The EU is being forced to delay parts of its green agenda as it confronts political headwinds ahead of next June’s European elections.
Ursula von der Leyen, European Commission president, told journalists on Monday the bloc needed to assess its capacity to absorb the large number of new laws in the pipeline, including in the area of the EU’s climate agenda.
However, she insisted it had made “amazing progress” with its Green Deal legislation, which includes dozens of proposals covering all aspects of the economy and is designed to push the EU to reach net zero greenhouse gas emissions by 2050.
Von der Leyen was speaking after French president Emmanuel Macron called during a speech in Paris last week for a “regulatory break” on EU green law to allow industry to digest the large quantity of regulation recently pushed through.
With European elections looming in early June 2024, EU legislators are facing increasingly difficult political terrain and time constraints as they seek to enact far-reaching rules aimed at addressing climate change and protecting Europe’s natural environment.
The conservative European People’s party, the largest in the European parliament, has in recent weeks rejected initiatives on rewilding degraded land and seabeds and cutting pesticide use as it responds to a backlash from farmers.
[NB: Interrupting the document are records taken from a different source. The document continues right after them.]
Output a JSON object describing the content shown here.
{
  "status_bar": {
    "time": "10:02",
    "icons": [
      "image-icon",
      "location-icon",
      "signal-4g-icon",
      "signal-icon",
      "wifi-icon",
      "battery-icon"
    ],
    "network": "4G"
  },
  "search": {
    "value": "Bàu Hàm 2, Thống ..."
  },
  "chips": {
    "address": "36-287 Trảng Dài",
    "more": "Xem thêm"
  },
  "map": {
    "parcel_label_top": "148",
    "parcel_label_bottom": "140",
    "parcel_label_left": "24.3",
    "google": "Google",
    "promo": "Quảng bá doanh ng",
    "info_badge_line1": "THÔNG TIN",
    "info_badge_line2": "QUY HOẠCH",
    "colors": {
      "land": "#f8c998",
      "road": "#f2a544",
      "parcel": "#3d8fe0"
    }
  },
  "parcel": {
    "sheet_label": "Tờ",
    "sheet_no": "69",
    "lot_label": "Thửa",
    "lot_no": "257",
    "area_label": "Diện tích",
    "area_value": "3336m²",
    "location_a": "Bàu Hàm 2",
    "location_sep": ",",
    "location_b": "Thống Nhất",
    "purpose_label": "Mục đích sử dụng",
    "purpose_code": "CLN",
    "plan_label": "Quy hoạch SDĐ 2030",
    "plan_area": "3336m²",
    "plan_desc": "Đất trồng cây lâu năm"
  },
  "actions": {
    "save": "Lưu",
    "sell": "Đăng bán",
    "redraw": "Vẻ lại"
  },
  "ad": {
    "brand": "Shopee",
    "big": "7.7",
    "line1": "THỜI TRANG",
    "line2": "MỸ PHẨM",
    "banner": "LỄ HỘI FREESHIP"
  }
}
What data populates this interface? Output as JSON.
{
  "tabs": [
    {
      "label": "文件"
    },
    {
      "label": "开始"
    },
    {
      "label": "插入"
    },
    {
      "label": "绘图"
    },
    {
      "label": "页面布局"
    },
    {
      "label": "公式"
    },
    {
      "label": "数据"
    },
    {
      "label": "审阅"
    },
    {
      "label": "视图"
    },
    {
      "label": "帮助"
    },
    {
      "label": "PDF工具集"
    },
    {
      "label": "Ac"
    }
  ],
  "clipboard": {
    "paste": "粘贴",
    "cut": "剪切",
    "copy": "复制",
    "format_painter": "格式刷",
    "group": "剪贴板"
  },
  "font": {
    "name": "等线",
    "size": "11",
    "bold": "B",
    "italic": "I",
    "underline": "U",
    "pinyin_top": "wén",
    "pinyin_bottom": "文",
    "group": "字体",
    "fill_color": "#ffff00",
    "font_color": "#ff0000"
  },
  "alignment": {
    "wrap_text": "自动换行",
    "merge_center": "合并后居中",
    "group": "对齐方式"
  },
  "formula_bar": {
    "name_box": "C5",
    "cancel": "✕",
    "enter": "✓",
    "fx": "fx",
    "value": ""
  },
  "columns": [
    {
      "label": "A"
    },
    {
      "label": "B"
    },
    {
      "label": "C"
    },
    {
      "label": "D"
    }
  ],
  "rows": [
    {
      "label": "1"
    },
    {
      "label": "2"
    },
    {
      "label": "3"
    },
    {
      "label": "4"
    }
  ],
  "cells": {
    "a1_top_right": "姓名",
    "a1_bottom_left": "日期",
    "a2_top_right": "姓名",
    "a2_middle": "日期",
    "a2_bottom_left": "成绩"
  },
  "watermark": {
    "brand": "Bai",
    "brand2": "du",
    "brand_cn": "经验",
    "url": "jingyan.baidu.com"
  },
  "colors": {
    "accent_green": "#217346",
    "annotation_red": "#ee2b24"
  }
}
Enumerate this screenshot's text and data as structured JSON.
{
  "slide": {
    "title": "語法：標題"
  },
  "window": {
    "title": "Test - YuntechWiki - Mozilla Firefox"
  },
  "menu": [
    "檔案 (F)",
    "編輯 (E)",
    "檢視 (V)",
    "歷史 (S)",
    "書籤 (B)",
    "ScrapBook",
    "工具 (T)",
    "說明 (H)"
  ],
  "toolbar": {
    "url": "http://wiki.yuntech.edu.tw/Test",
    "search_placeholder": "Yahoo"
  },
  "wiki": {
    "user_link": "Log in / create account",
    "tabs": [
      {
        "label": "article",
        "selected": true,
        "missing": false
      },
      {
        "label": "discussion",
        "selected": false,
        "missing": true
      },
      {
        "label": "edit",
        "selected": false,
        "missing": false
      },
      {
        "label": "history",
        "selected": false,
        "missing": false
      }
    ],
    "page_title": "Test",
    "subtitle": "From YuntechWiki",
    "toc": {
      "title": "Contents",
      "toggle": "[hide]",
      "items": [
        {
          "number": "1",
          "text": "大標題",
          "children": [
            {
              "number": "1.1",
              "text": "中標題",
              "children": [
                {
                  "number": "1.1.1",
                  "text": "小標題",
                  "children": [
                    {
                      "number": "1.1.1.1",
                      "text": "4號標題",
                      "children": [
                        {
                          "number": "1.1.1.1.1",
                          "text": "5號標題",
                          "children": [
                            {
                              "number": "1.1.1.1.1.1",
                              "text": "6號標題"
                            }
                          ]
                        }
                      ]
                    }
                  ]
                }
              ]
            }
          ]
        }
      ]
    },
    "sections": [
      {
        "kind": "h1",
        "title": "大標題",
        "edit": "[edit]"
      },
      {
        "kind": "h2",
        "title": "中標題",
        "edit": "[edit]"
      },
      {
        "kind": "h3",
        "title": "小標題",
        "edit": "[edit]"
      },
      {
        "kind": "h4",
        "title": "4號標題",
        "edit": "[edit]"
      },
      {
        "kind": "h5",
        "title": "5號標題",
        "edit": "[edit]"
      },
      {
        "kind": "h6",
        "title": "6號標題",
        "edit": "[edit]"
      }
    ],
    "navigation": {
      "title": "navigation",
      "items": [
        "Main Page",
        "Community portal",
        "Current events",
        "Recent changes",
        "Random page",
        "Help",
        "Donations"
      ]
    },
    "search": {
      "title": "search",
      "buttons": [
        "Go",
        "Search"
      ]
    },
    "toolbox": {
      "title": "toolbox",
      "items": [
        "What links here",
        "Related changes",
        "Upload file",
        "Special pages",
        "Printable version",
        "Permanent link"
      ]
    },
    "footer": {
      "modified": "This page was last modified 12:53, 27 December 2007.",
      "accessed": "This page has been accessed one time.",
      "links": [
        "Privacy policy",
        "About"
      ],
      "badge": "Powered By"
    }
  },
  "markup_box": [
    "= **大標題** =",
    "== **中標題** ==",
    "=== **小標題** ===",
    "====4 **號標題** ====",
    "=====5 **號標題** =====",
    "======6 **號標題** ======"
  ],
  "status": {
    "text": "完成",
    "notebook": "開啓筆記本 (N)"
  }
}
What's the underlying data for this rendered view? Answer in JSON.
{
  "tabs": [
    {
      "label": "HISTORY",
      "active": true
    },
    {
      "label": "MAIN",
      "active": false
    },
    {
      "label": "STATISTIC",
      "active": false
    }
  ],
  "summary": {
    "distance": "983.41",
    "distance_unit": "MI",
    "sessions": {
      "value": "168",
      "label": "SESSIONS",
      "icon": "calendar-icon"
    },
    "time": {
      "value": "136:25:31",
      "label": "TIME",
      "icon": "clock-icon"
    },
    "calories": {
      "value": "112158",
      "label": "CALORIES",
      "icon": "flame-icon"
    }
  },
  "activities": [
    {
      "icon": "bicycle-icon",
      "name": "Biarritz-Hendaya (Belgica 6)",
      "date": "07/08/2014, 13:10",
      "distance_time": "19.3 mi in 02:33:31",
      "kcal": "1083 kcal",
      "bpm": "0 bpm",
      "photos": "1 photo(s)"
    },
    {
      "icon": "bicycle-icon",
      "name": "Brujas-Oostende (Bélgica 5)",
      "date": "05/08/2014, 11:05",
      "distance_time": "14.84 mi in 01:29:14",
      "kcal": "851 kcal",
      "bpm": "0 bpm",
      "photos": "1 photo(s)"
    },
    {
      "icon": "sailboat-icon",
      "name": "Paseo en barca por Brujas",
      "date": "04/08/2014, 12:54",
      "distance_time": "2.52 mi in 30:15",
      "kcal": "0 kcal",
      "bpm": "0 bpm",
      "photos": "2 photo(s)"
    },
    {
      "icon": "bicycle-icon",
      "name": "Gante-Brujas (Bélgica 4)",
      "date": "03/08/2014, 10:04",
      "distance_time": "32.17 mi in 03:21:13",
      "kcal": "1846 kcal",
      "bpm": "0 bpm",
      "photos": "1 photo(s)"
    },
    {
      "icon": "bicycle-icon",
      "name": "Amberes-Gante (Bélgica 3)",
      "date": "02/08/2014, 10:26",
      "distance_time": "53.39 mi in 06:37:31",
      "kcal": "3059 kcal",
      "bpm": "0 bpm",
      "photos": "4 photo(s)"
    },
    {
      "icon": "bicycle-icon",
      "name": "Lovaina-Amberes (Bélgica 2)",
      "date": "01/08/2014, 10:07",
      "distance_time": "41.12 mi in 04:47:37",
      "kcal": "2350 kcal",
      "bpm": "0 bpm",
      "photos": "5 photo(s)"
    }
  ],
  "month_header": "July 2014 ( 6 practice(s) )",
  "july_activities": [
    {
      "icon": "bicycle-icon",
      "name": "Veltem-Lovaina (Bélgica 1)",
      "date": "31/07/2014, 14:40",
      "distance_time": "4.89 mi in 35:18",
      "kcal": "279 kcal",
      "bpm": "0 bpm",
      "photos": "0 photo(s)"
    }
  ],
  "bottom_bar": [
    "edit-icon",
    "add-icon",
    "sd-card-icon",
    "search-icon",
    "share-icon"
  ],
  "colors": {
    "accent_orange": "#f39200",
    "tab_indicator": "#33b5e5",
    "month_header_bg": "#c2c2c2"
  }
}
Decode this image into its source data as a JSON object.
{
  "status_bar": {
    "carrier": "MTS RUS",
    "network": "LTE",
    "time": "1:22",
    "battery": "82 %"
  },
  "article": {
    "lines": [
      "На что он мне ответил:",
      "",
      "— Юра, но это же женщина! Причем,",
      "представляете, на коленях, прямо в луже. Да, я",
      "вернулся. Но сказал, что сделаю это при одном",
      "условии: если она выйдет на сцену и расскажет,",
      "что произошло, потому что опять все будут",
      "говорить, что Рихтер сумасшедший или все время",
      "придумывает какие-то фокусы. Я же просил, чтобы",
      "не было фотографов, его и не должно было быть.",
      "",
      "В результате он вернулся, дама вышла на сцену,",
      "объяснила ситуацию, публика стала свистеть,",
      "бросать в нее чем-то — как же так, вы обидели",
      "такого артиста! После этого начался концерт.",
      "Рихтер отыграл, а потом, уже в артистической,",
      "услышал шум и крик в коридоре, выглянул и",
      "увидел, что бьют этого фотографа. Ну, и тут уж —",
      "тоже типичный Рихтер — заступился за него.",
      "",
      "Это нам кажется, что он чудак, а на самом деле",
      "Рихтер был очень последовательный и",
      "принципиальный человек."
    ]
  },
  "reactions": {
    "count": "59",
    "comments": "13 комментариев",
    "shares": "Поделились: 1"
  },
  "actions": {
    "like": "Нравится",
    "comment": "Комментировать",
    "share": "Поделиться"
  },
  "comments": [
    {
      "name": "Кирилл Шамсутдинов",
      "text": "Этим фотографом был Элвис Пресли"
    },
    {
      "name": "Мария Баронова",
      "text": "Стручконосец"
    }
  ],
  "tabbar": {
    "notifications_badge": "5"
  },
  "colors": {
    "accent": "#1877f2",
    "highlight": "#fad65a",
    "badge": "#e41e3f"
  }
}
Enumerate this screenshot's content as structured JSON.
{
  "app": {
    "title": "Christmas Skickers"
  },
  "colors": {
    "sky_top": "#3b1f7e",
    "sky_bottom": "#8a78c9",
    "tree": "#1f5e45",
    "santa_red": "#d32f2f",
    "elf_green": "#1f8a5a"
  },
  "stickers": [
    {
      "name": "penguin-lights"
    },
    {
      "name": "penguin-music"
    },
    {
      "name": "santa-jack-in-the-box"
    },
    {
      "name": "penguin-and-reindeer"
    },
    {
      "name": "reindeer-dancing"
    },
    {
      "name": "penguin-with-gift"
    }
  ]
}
Manfred Weber, the group’s leader, said on Monday that he welcomed Von der Leyen’s decision “to reflect on the scope and speed of this process. If climate wins and the rest of society loses we will not achieve net zero”.
A series of proposals by Brussels, including measures on methane emissions and packaging waste, have yet to be approved by the parliament and member states.
Several of the proposals, including efforts to make the EU’s existing buildings climate neutral and phase out the internal combustion engine, have prompted heated debate among the bloc’s 27 member states. Citing the buildings directive in March, Italy’s prime minister, Giorgia Meloni, said the EU’s growing environmental push risked “damaging our economic fabric”.
Other proposals concerning microplastics and improving soil quality that have yet to be publicly announced by the commission are likely to be delayed when Brussels updates its policy agenda this month, according to three people with knowledge of the plans.
One EU official said some of the potential hold-ups were due to the complexity of the regulations, which would govern technical areas of climate law such as nitrogen and phosphorus cycles in the earth.
The commission said that work on the Green Deal law was “ongoing” and it was up to the parliament and member states to “continue the work”.
Farmers in particular have rebelled against several measures, arguing they would reduce crop yields and incomes. Industries have also pushed back against the level of compliance required, arguing that they were becoming uncompetitive in the global market.
“We call it the tsunami of legislative proposals because that is how it feels,” said Malte Lohan, director-general of Orgalim, the European manufacturing sector trade body. “On balance, what the commission has done . . . has not helped the competitiveness of industry.”
However, some commissioners and political parties are resisting the pressure to pare back the environmental agenda.
Pascal Canfin, a French liberal who chairs the parliament’s environment committee, said the capacity to absorb legislation was not in question but the “political will” to push it through was. The EPP, von der Leyen’s own political group, was “being radicalised on an anti-Green Deal position”, he said.
Canfin said Macron’s supporters had been “very surprised” by his call for a “regulatory break” but that the French president was concerned about financing the climate transition.
Mohammed Chahim, a Dutch socialist MEP, said: “We will not support any delays. We want to deliver on the Green Deal within this term.” He added: “Shelving [proposals] will not help our economy get more competitive, improve conditions for farmers or help nature . . . The cost of doing nothing should not be underestimated.”
Additional reporting by Ian Johnston